We are being continually bombarded by many sources. The amount of chemicals in our bodies has never been seen in the history of humanity. We are one big experiment:
Single exposures are not representative of more common widespread persistent exposure to a broad mix of indoor and outdoor chemicals and contaminants. Industrialized areas are typically characterized by contamination from a wide range of industrial chemicals that may leach into soil and groundwater. These complex mixtures enter the food chain and accumulate in animals higher up the food chain such as humans, American bald eagles, polar bears, and other predatory animals. Exposure occurs through drinking contaminated water, breathing contaminated air, ingesting food, or contacting contaminated soil. People who work with pesticides, fungicides, and industrial chemicals are at particularly high risk for exposure and thus for developing a reproductive or endocrine abnormality.
Right? So, when it comes to endocrine disruptors, basic assumptions about dose-response goes out the window. Don’t let the government tell you that there is a certain threshold below which these chemicals won’t affect us. It’s simply not true.
Some sources for endocrine disruptors:
- Canned foods, because most metal cans are lined with a sealant containing BPA
- Water and other beverage bottles

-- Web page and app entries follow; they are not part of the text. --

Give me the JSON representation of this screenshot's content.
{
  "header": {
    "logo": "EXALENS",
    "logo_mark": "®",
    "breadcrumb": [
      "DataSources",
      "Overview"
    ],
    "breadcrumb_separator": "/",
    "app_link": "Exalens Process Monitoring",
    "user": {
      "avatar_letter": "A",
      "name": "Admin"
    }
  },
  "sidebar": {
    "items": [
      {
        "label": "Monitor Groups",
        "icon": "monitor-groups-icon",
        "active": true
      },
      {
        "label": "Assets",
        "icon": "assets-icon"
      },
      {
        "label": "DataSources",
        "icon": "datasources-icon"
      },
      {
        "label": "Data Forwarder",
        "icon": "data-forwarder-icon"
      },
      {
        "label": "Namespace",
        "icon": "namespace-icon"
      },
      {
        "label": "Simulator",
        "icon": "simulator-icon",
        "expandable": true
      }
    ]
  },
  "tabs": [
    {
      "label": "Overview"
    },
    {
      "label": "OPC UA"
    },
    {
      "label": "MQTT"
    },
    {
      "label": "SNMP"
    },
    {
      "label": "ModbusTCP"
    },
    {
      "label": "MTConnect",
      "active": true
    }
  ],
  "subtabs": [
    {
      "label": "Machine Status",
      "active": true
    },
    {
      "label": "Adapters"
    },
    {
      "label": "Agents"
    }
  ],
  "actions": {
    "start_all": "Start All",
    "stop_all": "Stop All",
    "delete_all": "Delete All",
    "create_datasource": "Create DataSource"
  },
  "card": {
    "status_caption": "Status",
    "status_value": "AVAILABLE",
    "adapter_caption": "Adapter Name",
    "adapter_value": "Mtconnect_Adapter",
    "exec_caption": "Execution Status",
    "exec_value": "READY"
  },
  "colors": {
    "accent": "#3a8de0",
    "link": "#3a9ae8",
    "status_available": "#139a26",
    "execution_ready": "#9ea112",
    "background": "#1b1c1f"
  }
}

- Baby bottles, sippy cups, baby pacifiers
- Other hard, clear plastic food containers
- Cash register receipts
- Eyeglass lenses and safety glasses
- CDs and DVDs
- Coatings on pharmaceutical pills and nutritional supplements
- Shampoo, soap, perfumes, nail polish, hair spray, aftershave lotions, moisterizers
- Vinyl flooring and wall coverings
- Siding and roofing materials
- Food packaging
- Detergents and lubricating oils
- Medical devices, e.g. blood bags and tubing
- Wire and cable
- Coated fabrics
- Rain boots and other footwear
- Garden hoses and outdoor furniture
Persistent Organic Pollutants (POPs). This is a group of pollutants including DDT, PCBs, dioxins, furans, hexachlorobenzene. They are used as pesticides, solvents, pharmaceuticals, and industrial chemicals. They are called persistent because they don’t break down easily in the environment.
- Consumption of animal foods considered greatest contributor (as POPs move up the food chain, they increase in concentration = bioaccumulation)
- Pesticides, insecticides
- Cigarette smoke
- Vehicle exhaust
- Indoor and outdoor dust and air
By the way, Roundup is an endocrine disruptor.